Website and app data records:

[Start of Attachment]

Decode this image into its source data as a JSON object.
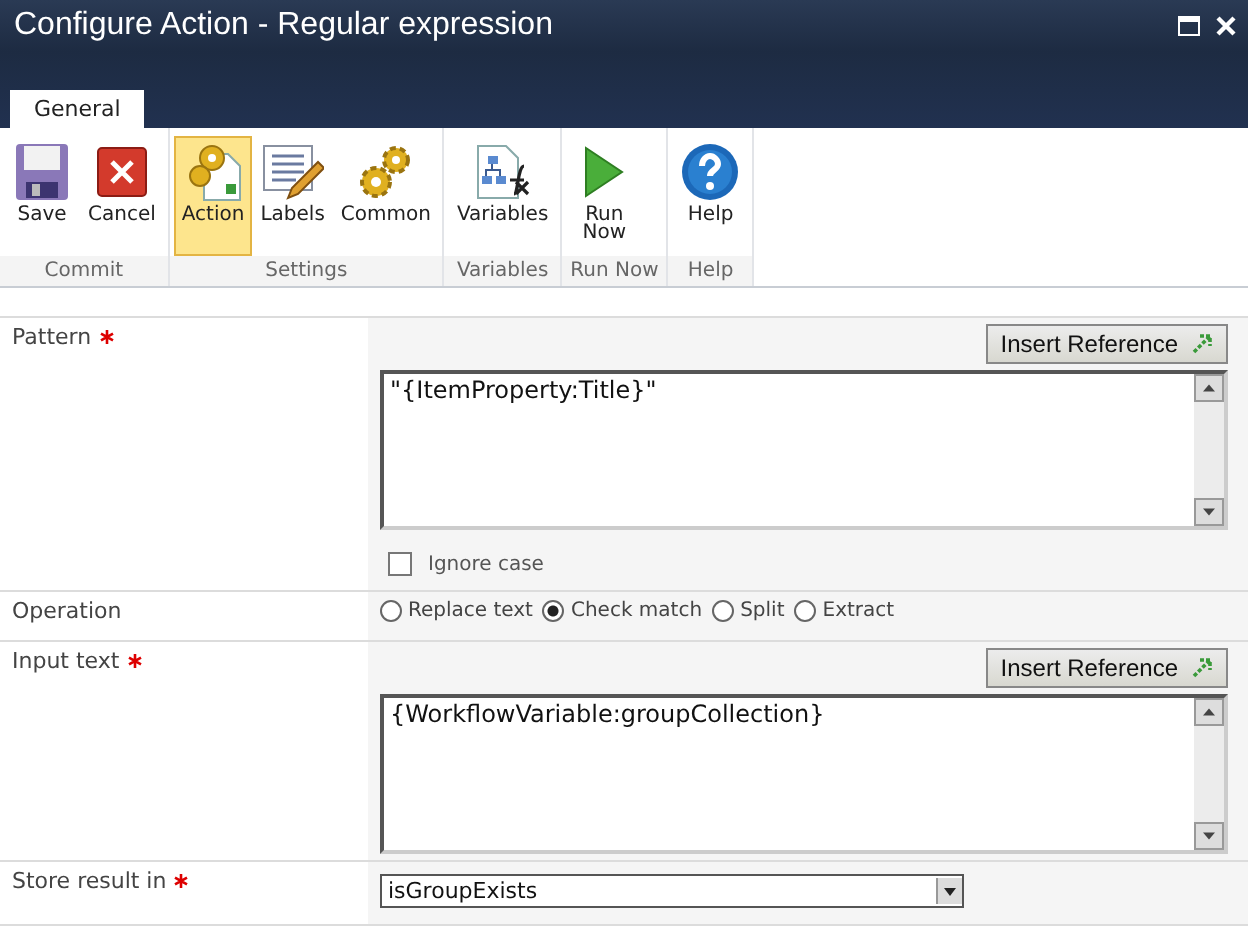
{
  "window": {
    "title": "Configure Action - Regular expression"
  },
  "tabs": [
    {
      "label": "General",
      "selected": true
    }
  ],
  "ribbon": [
    {
      "label": "Commit",
      "buttons": [
        {
          "label": "Save",
          "selected": false
        },
        {
          "label": "Cancel",
          "selected": false
        }
      ]
    },
    {
      "label": "Settings",
      "buttons": [
        {
          "label": "Action",
          "selected": true
        },
        {
          "label": "Labels",
          "selected": false
        },
        {
          "label": "Common",
          "selected": false
        }
      ]
    },
    {
      "label": "Variables",
      "buttons": [
        {
          "label": "Variables",
          "selected": false
        }
      ]
    },
    {
      "label": "Run Now",
      "buttons": [
        {
          "label": "Run\nNow",
          "selected": false
        }
      ]
    },
    {
      "label": "Help",
      "buttons": [
        {
          "label": "Help",
          "selected": false
        }
      ]
    }
  ],
  "fields": [
    {
      "kind": "textarea",
      "label": "Pattern",
      "required": true,
      "button": "Insert Reference",
      "value": "\"{ItemProperty:Title}\"",
      "checkbox": {
        "label": "Ignore case",
        "checked": false
      }
    },
    {
      "kind": "radio",
      "label": "Operation",
      "required": false,
      "options": [
        {
          "label": "Replace text",
          "selected": false
        },
        {
          "label": "Check match",
          "selected": true
        },
        {
          "label": "Split",
          "selected": false
        },
        {
          "label": "Extract",
          "selected": false
        }
      ]
    },
    {
      "kind": "textarea",
      "label": "Input text",
      "required": true,
      "button": "Insert Reference",
      "value": "{WorkflowVariable:groupCollection}"
    },
    {
      "kind": "select",
      "label": "Store result in",
      "required": true,
      "value": "isGroupExists"
    }
  ]
}
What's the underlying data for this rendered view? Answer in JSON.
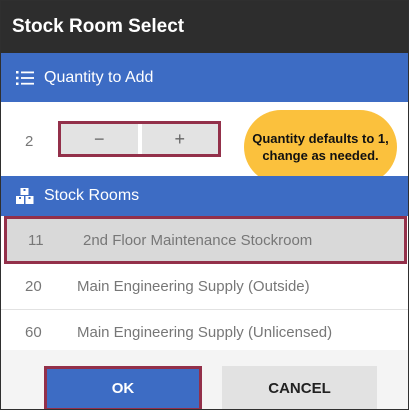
{
  "dialog": {
    "title": "Stock Room Select"
  },
  "quantity": {
    "header_label": "Quantity to Add",
    "header_icon": "list-icon",
    "value": "2",
    "decrement_label": "−",
    "increment_label": "+",
    "callout": "Quantity defaults to 1, change as needed."
  },
  "stock_rooms": {
    "header_label": "Stock Rooms",
    "header_icon": "boxes-icon",
    "items": [
      {
        "code": "11",
        "name": "2nd Floor Maintenance Stockroom",
        "selected": true
      },
      {
        "code": "20",
        "name": "Main Engineering Supply (Outside)",
        "selected": false
      },
      {
        "code": "60",
        "name": "Main Engineering Supply (Unlicensed)",
        "selected": false
      }
    ]
  },
  "actions": {
    "ok_label": "OK",
    "cancel_label": "CANCEL"
  },
  "colors": {
    "titlebar": "#2d2d2d",
    "section_header": "#3d6cc4",
    "highlight_border": "#93304a",
    "callout": "#fbc13d"
  }
}
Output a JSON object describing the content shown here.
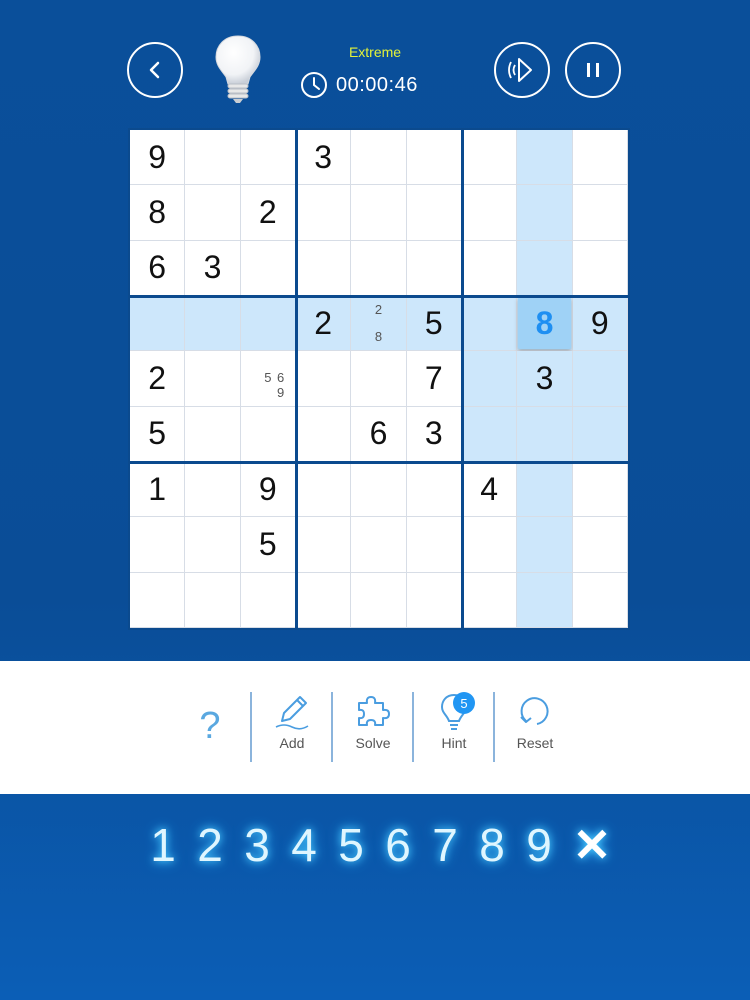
{
  "header": {
    "difficulty": "Extreme",
    "timer": "00:00:46"
  },
  "board": {
    "values": [
      [
        "9",
        "",
        "",
        "3",
        "",
        "",
        "",
        "",
        ""
      ],
      [
        "8",
        "",
        "2",
        "",
        "",
        "",
        "",
        "",
        ""
      ],
      [
        "6",
        "3",
        "",
        "",
        "",
        "",
        "",
        "",
        ""
      ],
      [
        "",
        "",
        "",
        "2",
        "",
        "5",
        "",
        "8",
        "9"
      ],
      [
        "2",
        "",
        "",
        "",
        "",
        "7",
        "",
        "3",
        ""
      ],
      [
        "5",
        "",
        "",
        "",
        "6",
        "3",
        "",
        "",
        ""
      ],
      [
        "1",
        "",
        "9",
        "",
        "",
        "",
        "4",
        "",
        ""
      ],
      [
        "",
        "",
        "5",
        "",
        "",
        "",
        "",
        "",
        ""
      ],
      [
        "",
        "",
        "",
        "",
        "",
        "",
        "",
        "",
        ""
      ]
    ],
    "selected_cell": {
      "row": 3,
      "col": 7,
      "value": "8"
    },
    "notes": [
      {
        "row": 3,
        "col": 4,
        "digits": [
          "2",
          "8"
        ]
      },
      {
        "row": 4,
        "col": 2,
        "digits": [
          "5",
          "6",
          "9"
        ]
      }
    ]
  },
  "toolbar": {
    "help_label": "?",
    "add_label": "Add",
    "solve_label": "Solve",
    "hint_label": "Hint",
    "hint_count": "5",
    "reset_label": "Reset"
  },
  "numpad": {
    "digits": [
      "1",
      "2",
      "3",
      "4",
      "5",
      "6",
      "7",
      "8",
      "9"
    ],
    "clear_label": "✕"
  },
  "colors": {
    "background": "#0a4f9a",
    "difficulty": "#e3f23a",
    "highlight": "#cde7fb",
    "selected_tile": "#9fd2f6",
    "selected_digit": "#1e8ff2",
    "hint_badge": "#2196f3",
    "numpad_glow": "#4fd1ff"
  },
  "icons": {
    "back": "chevron-left-icon",
    "logo": "lightbulb-icon",
    "timer": "clock-icon",
    "sound": "speaker-icon",
    "pause": "pause-icon",
    "add": "pencil-icon",
    "solve": "puzzle-icon",
    "hint": "lightbulb-icon",
    "reset": "reset-icon"
  }
}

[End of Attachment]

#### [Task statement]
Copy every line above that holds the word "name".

#### [Task result]
        "name": "2nd Floor Maintenance Stockroom",
        "name": "Main Engineering Supply (Outside)",
        "name": "Main Engineering Supply (Unlicensed)",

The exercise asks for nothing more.